- _Work request_
Your answer must be an exact copy of the listing.

(Data extracts Opens)

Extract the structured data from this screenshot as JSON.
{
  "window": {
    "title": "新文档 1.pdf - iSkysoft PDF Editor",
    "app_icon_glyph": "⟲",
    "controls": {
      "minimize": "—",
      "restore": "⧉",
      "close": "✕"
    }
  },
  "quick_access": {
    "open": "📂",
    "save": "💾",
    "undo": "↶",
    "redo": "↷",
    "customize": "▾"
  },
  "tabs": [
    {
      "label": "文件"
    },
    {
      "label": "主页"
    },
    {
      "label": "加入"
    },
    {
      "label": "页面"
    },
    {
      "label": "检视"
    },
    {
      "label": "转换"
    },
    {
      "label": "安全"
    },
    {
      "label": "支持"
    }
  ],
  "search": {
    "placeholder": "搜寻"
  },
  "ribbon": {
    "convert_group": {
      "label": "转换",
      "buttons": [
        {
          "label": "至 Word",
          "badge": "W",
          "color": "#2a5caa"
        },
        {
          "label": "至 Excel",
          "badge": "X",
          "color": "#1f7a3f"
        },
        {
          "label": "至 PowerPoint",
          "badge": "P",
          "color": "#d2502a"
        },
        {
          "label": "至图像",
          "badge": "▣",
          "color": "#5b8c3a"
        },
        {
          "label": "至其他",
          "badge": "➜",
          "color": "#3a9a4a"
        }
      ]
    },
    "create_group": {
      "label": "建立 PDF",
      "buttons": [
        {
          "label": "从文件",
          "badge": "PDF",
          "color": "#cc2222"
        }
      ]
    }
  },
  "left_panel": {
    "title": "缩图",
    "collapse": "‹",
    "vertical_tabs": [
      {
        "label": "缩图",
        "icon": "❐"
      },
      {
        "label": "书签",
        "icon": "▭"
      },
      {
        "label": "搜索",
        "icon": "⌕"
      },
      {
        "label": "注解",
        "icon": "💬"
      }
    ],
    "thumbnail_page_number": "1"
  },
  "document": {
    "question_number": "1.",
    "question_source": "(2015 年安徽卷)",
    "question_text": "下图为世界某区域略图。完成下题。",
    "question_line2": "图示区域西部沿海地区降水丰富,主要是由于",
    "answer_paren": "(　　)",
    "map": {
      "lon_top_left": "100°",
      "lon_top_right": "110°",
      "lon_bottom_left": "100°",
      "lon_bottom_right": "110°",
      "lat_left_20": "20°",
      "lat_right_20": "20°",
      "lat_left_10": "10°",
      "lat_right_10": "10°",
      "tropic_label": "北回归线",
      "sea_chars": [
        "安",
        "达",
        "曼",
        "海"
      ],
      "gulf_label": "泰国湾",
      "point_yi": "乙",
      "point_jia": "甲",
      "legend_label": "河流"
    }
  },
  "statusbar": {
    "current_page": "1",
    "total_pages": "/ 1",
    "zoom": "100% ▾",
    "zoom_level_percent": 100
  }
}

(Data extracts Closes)

- _Result for this exercise_
Extract the structured data from this screenshot as JSON.
{
  "window": {
    "title": "新文档 1.pdf - iSkysoft PDF Editor",
    "app_icon_glyph": "⟲",
    "controls": {
      "minimize": "—",
      "restore": "⧉",
      "close": "✕"
    }
  },
  "quick_access": {
    "open": "📂",
    "save": "💾",
    "undo": "↶",
    "redo": "↷",
    "customize": "▾"
  },
  "tabs": [
    {
      "label": "文件"
    },
    {
      "label": "主页"
    },
    {
      "label": "加入"
    },
    {
      "label": "页面"
    },
    {
      "label": "检视"
    },
    {
      "label": "转换"
    },
    {
      "label": "安全"
    },
    {
      "label": "支持"
    }
  ],
  "search": {
    "placeholder": "搜寻"
  },
  "ribbon": {
    "convert_group": {
      "label": "转换",
      "buttons": [
        {
          "label": "至 Word",
          "badge": "W",
          "color": "#2a5caa"
        },
        {
          "label": "至 Excel",
          "badge": "X",
          "color": "#1f7a3f"
        },
        {
          "label": "至 PowerPoint",
          "badge": "P",
          "color": "#d2502a"
        },
        {
          "label": "至图像",
          "badge": "▣",
          "color": "#5b8c3a"
        },
        {
          "label": "至其他",
          "badge": "➜",
          "color": "#3a9a4a"
        }
      ]
    },
    "create_group": {
      "label": "建立 PDF",
      "buttons": [
        {
          "label": "从文件",
          "badge": "PDF",
          "color": "#cc2222"
        }
      ]
    }
  },
  "left_panel": {
    "title": "缩图",
    "collapse": "‹",
    "vertical_tabs": [
      {
        "label": "缩图",
        "icon": "❐"
      },
      {
        "label": "书签",
        "icon": "▭"
      },
      {
        "label": "搜索",
        "icon": "⌕"
      },
      {
        "label": "注解",
        "icon": "💬"
      }
    ],
    "thumbnail_page_number": "1"
  },
  "document": {
    "question_number": "1.",
    "question_source": "(2015 年安徽卷)",
    "question_text": "下图为世界某区域略图。完成下题。",
    "question_line2": "图示区域西部沿海地区降水丰富,主要是由于",
    "answer_paren": "(　　)",
    "map": {
      "lon_top_left": "100°",
      "lon_top_right": "110°",
      "lon_bottom_left": "100°",
      "lon_bottom_right": "110°",
      "lat_left_20": "20°",
      "lat_right_20": "20°",
      "lat_left_10": "10°",
      "lat_right_10": "10°",
      "tropic_label": "北回归线",
      "sea_chars": [
        "安",
        "达",
        "曼",
        "海"
      ],
      "gulf_label": "泰国湾",
      "point_yi": "乙",
      "point_jia": "甲",
      "legend_label": "河流"
    }
  },
  "statusbar": {
    "current_page": "1",
    "total_pages": "/ 1",
    "zoom": "100% ▾",
    "zoom_level_percent": 100
  }
}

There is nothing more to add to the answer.